___ SUPPLIED MATERIAL ___

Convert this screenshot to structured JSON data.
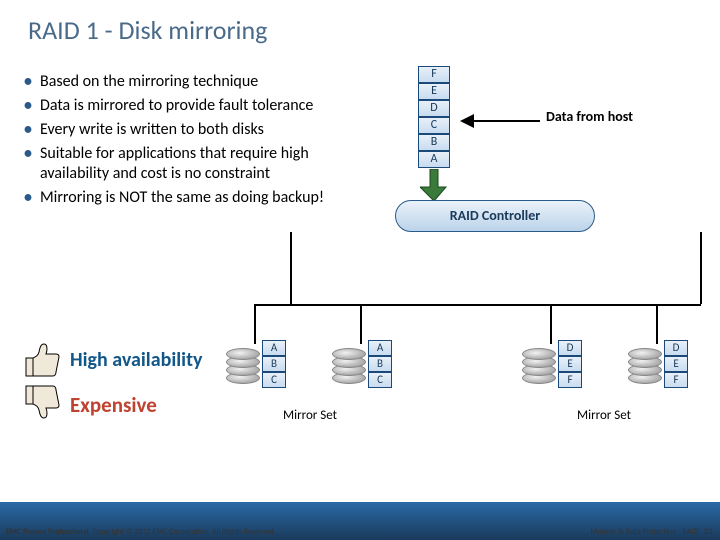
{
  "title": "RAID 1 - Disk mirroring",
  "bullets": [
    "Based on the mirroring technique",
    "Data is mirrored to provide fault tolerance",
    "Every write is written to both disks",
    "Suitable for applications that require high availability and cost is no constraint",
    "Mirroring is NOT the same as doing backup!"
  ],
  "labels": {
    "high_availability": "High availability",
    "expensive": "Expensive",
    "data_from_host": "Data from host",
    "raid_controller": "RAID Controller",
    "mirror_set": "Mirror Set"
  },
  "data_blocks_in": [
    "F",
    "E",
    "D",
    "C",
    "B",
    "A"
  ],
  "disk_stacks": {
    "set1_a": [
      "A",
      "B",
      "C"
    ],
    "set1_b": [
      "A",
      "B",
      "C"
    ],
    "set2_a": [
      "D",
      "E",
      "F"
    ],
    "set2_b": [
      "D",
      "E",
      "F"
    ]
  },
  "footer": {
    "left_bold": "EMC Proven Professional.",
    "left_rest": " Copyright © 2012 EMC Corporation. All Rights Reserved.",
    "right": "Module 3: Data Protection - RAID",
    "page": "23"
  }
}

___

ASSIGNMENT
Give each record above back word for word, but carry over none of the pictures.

TASK RESPONSE
Convert this screenshot to structured JSON data.
{
  "title": "RAID 1 - Disk mirroring",
  "bullets": [
    "Based on the mirroring technique",
    "Data is mirrored to provide fault tolerance",
    "Every write is written to both disks",
    "Suitable for applications that require high availability and cost is no constraint",
    "Mirroring is NOT the same as doing backup!"
  ],
  "labels": {
    "high_availability": "High availability",
    "expensive": "Expensive",
    "data_from_host": "Data from host",
    "raid_controller": "RAID Controller",
    "mirror_set": "Mirror Set"
  },
  "data_blocks_in": [
    "F",
    "E",
    "D",
    "C",
    "B",
    "A"
  ],
  "disk_stacks": {
    "set1_a": [
      "A",
      "B",
      "C"
    ],
    "set1_b": [
      "A",
      "B",
      "C"
    ],
    "set2_a": [
      "D",
      "E",
      "F"
    ],
    "set2_b": [
      "D",
      "E",
      "F"
    ]
  },
  "footer": {
    "left_bold": "EMC Proven Professional.",
    "left_rest": " Copyright © 2012 EMC Corporation. All Rights Reserved.",
    "right": "Module 3: Data Protection - RAID",
    "page": "23"
  }
}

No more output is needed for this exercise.